▶ _GOAL OF THE EXERCISE_
Copy each line from the entries that the word "this" appears in.

Dataset excerpts
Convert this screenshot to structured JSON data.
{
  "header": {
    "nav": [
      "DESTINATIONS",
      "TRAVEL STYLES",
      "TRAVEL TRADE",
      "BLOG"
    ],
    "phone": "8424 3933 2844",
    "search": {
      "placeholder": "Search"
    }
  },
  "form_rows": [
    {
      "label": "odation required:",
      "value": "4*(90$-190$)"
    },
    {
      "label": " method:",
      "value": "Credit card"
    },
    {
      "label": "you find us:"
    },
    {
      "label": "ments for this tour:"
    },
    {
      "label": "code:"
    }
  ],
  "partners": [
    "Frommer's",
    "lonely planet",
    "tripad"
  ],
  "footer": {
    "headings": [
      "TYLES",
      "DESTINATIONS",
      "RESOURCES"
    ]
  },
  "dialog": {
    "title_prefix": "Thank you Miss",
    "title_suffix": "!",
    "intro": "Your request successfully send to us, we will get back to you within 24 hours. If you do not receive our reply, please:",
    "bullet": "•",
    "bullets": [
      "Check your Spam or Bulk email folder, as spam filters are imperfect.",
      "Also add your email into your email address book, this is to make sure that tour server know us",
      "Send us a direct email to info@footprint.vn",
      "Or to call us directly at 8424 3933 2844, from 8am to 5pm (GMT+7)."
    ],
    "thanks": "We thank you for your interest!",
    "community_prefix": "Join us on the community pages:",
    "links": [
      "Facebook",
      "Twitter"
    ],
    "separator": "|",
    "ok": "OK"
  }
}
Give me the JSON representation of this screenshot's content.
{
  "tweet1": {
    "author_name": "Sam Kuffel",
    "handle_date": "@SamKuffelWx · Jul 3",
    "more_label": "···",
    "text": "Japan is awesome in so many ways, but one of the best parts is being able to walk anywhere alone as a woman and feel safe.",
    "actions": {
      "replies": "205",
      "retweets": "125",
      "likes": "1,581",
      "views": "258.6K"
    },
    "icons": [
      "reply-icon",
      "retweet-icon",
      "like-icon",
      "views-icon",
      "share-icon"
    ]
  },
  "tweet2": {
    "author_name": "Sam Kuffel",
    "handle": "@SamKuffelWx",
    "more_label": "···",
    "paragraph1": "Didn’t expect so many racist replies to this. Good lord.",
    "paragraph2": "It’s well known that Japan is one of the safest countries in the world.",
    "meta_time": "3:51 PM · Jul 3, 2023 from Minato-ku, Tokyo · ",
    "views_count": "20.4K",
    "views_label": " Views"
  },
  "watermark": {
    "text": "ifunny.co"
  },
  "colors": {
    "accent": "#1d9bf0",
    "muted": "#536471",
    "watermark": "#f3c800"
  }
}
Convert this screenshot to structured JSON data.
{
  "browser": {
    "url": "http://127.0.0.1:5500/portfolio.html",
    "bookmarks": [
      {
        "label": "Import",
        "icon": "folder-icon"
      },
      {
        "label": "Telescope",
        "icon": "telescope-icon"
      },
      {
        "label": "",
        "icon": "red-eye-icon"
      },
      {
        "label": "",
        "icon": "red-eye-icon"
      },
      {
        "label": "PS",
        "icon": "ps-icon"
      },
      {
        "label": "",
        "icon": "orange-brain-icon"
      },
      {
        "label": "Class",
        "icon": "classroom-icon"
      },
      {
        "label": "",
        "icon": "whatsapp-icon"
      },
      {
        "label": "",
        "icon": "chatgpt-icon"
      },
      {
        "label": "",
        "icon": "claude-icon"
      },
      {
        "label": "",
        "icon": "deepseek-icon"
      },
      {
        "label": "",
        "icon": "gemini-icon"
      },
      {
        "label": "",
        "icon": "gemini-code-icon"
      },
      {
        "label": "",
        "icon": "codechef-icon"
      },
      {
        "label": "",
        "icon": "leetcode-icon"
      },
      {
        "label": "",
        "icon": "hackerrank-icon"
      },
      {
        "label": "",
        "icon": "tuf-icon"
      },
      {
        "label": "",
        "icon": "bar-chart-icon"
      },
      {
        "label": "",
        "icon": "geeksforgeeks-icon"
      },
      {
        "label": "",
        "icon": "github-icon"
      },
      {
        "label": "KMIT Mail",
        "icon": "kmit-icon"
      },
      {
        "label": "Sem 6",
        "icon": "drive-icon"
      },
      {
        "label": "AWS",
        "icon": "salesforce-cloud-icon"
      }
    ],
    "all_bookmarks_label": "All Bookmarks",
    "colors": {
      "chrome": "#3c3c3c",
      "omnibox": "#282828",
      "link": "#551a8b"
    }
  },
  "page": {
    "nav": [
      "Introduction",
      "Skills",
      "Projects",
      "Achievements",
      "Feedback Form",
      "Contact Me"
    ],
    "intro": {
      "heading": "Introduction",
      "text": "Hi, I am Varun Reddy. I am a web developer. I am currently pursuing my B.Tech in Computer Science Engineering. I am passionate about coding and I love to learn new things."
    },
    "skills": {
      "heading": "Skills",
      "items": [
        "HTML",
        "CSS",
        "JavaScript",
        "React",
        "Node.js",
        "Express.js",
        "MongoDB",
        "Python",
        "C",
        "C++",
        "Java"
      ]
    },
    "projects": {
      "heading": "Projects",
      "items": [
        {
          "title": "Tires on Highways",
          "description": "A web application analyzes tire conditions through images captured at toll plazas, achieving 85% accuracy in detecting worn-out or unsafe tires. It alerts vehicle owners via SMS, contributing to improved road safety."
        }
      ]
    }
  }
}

▶ _TASK OUTPUT_
Convert this screenshot to structured JSON data.
      "label": "ments for this tour:"
      "Also add your email into your email address book, this is to make sure that tour server know us",
Give me the JSON representation of this screenshot's content.
    "paragraph1": "Didn’t expect so many racist replies to this. Good lord.",
Convert this screenshot to structured JSON data.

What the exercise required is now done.